After reading the data below, copy out every line that contains the word "caption".

##### Records supplied

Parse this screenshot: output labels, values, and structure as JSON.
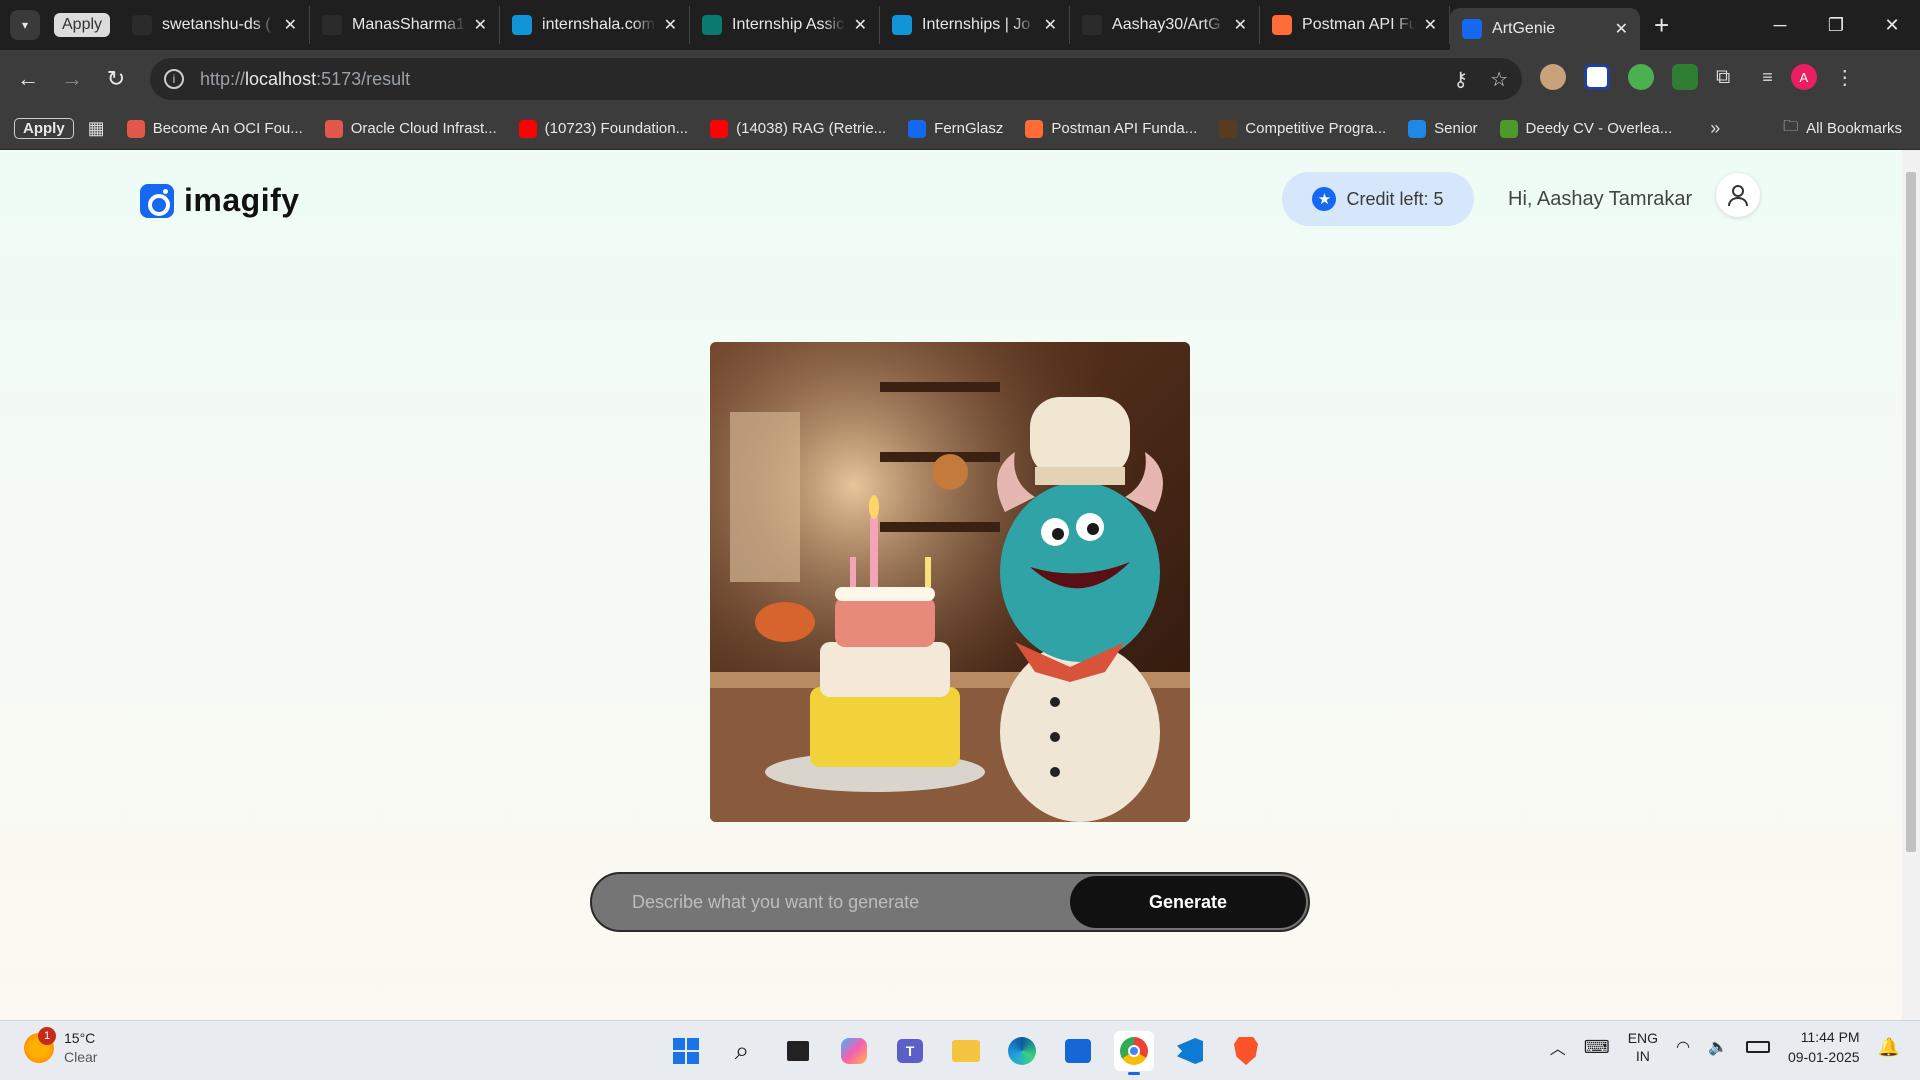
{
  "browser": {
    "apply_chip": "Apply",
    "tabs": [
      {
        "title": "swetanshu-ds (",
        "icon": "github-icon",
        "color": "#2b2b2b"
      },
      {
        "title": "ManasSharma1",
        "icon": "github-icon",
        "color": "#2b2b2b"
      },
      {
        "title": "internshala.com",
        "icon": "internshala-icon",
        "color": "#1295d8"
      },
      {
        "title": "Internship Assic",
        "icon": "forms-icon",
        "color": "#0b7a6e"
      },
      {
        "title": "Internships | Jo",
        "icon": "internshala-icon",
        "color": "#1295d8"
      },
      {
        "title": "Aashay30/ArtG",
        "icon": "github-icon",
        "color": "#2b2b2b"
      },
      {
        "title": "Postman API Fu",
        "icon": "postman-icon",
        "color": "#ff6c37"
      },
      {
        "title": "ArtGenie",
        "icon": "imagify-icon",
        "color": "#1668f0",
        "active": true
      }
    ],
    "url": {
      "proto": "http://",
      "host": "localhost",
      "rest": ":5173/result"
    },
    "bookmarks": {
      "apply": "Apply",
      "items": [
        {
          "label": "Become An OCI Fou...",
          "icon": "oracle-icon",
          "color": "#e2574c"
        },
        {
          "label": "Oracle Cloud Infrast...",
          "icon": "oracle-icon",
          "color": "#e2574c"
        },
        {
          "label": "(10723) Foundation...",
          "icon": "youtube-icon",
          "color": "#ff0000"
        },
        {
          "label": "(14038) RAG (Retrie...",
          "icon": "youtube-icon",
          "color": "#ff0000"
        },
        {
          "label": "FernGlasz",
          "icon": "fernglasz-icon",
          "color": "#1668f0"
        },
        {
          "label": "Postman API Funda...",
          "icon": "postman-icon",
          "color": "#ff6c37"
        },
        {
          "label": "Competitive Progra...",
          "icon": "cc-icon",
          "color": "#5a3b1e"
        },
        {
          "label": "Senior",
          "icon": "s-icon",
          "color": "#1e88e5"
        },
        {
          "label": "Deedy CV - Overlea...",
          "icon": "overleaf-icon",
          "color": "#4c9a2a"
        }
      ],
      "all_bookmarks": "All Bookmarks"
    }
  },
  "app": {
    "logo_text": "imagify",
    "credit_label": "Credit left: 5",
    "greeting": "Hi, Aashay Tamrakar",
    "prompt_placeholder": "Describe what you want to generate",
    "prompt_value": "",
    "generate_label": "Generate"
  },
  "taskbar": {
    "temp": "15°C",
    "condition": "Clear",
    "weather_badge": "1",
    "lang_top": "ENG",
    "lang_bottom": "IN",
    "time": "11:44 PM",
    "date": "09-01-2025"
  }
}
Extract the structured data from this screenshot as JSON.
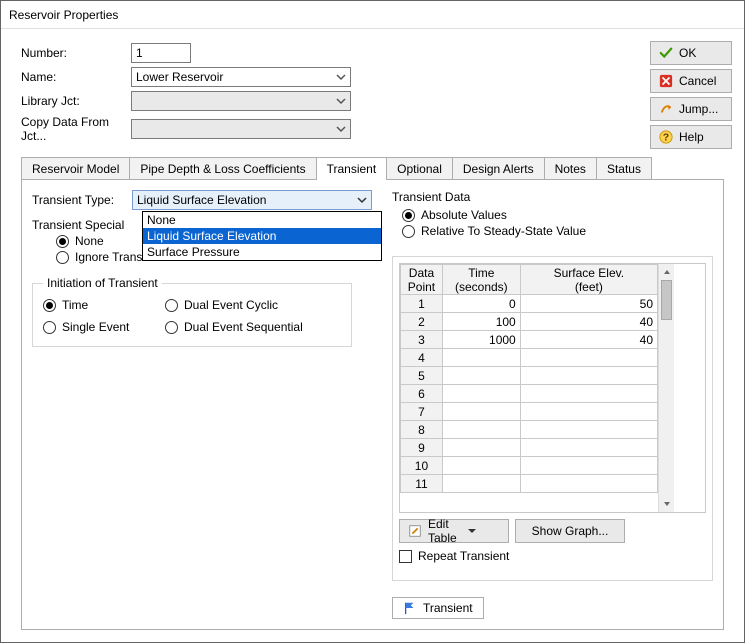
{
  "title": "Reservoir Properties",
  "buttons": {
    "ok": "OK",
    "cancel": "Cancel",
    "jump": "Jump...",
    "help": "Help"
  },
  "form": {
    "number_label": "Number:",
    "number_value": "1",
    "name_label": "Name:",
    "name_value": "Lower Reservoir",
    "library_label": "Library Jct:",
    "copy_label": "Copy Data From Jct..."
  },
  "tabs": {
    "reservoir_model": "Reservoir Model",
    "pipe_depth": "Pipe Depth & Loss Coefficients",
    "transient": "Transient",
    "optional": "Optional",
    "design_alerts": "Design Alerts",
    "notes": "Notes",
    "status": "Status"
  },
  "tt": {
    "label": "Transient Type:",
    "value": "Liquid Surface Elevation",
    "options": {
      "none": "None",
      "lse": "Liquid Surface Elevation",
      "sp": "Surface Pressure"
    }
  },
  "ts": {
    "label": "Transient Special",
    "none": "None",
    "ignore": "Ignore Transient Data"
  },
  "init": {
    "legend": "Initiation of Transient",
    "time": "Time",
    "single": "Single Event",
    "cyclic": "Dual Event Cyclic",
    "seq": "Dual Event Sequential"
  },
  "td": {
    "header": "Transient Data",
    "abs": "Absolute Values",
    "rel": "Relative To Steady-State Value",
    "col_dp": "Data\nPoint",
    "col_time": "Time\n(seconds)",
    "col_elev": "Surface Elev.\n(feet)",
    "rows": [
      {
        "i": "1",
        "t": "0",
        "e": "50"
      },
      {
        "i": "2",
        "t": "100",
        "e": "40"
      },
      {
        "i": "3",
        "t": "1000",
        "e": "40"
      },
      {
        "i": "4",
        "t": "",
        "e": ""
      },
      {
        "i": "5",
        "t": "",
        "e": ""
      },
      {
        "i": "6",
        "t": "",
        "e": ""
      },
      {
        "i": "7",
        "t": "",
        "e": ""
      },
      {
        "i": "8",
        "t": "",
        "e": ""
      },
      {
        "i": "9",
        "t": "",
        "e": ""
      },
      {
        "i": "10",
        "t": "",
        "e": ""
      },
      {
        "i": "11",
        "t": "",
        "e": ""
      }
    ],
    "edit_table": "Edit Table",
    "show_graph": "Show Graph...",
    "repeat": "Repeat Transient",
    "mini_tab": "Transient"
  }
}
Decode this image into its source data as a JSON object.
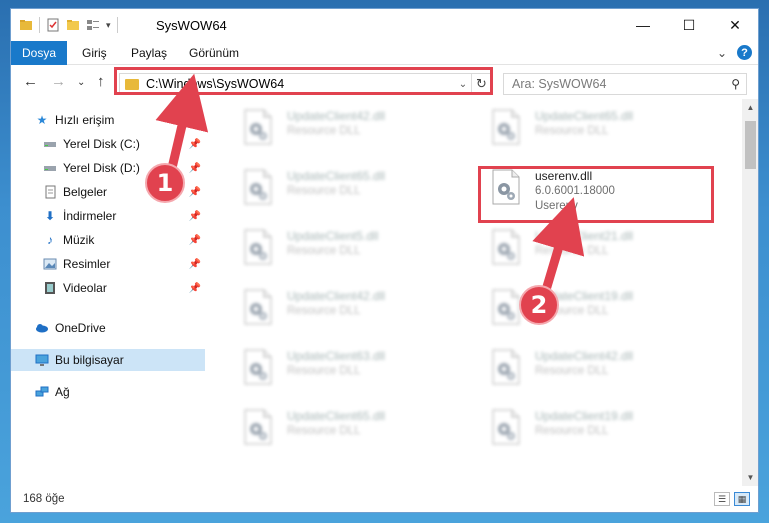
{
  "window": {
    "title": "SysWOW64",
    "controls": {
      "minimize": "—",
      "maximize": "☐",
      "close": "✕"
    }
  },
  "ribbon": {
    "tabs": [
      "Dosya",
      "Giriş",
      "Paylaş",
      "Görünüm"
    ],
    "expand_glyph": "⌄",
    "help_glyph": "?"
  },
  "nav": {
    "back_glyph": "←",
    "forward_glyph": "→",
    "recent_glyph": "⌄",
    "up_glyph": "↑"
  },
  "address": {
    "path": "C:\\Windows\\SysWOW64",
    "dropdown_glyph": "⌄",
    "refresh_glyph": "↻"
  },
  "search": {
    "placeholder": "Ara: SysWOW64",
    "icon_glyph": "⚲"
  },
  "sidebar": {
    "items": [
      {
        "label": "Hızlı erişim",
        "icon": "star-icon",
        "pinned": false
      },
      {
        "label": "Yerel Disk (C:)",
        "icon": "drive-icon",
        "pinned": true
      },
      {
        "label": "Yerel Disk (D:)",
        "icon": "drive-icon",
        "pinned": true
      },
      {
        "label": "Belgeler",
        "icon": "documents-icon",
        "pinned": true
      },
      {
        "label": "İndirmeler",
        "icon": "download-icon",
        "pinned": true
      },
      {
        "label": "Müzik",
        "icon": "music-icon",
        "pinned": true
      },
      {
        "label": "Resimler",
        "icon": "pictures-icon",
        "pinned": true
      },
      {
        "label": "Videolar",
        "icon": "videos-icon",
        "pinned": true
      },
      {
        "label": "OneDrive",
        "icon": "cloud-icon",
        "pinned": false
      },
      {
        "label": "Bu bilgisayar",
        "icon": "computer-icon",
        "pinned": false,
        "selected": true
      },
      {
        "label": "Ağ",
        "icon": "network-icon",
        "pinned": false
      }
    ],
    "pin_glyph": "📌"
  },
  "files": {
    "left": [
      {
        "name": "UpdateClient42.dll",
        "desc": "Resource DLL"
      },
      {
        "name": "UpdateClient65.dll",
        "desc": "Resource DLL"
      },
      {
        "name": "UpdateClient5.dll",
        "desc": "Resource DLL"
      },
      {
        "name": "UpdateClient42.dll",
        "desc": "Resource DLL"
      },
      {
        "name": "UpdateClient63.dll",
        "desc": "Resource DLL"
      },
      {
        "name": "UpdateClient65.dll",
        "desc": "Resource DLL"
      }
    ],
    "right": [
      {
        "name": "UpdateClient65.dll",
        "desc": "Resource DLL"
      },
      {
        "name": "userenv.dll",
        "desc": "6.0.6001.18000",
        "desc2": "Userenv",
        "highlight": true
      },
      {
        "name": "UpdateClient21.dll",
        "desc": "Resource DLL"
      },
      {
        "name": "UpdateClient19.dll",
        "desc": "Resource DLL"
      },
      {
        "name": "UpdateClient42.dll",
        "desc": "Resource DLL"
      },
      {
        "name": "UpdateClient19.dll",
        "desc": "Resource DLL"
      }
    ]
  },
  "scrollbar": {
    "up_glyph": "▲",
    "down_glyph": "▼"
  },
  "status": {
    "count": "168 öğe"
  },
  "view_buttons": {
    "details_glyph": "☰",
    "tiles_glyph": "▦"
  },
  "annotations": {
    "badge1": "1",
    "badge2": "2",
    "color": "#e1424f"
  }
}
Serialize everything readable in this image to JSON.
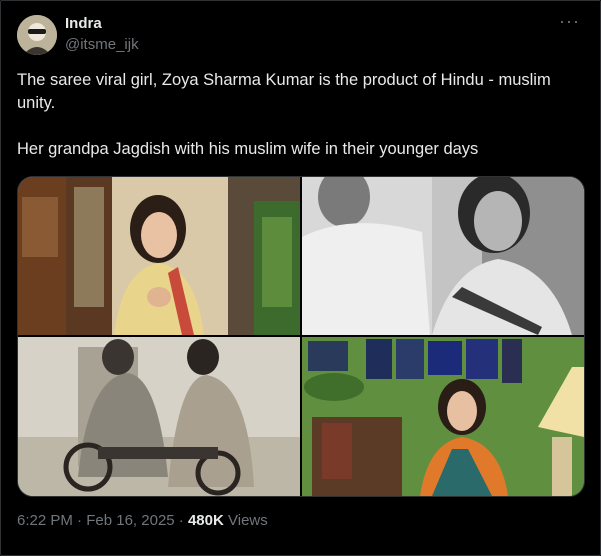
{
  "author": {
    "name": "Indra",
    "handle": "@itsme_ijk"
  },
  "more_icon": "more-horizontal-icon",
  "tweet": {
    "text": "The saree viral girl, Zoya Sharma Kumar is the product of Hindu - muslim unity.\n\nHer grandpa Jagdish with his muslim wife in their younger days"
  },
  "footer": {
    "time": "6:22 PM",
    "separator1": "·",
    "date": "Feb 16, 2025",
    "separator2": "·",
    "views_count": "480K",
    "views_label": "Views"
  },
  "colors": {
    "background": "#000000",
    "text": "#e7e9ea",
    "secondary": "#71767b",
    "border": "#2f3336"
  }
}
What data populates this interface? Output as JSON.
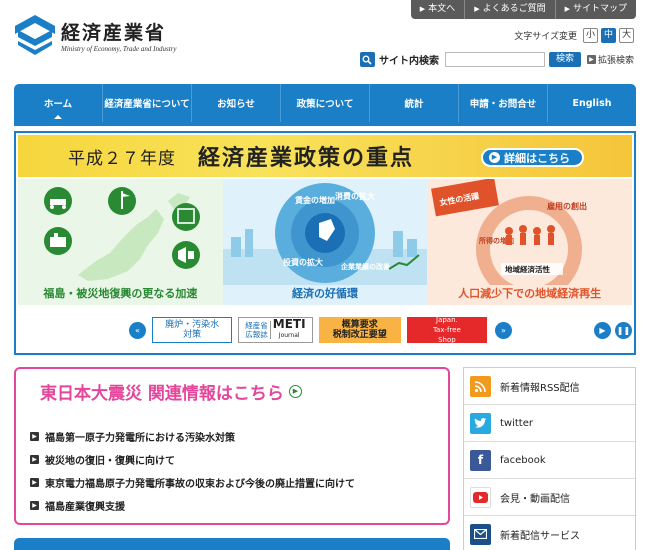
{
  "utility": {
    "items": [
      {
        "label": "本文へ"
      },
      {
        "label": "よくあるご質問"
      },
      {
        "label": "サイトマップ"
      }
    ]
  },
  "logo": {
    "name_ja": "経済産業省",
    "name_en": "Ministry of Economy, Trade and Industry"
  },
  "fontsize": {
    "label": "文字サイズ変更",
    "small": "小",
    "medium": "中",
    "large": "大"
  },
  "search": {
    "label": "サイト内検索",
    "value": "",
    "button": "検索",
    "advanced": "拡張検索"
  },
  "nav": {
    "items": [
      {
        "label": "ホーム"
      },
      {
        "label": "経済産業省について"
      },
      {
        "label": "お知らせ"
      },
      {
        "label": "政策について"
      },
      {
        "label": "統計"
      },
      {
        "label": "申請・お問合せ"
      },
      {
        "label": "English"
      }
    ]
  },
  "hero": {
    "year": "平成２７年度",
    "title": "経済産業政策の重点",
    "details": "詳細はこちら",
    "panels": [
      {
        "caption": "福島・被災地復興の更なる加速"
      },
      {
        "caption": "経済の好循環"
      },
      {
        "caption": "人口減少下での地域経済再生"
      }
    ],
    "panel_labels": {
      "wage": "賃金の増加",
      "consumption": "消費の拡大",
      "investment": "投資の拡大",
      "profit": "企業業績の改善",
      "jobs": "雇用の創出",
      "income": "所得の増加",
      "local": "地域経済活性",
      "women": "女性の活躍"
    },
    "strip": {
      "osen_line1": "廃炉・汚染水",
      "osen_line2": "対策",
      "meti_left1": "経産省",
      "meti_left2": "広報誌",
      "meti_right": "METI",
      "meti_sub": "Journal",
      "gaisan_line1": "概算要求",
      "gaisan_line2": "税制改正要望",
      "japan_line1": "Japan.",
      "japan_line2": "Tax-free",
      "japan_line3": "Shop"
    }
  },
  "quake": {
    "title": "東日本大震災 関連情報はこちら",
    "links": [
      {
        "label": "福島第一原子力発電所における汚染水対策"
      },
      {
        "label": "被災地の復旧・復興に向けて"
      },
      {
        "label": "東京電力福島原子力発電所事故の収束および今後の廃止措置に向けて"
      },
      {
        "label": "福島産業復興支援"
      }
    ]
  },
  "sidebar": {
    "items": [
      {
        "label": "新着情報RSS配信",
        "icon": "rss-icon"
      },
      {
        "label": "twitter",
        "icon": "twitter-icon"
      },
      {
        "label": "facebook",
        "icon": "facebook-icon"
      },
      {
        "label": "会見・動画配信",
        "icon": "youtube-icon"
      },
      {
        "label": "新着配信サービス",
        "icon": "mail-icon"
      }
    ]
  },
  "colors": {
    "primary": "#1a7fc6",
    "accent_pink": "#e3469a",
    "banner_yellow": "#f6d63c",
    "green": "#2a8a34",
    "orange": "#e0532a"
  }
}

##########

• _Reply_:
        "caption": "福島・被災地復興の更なる加速"
        "caption": "経済の好循環"
        "caption": "人口減少下での地域経済再生"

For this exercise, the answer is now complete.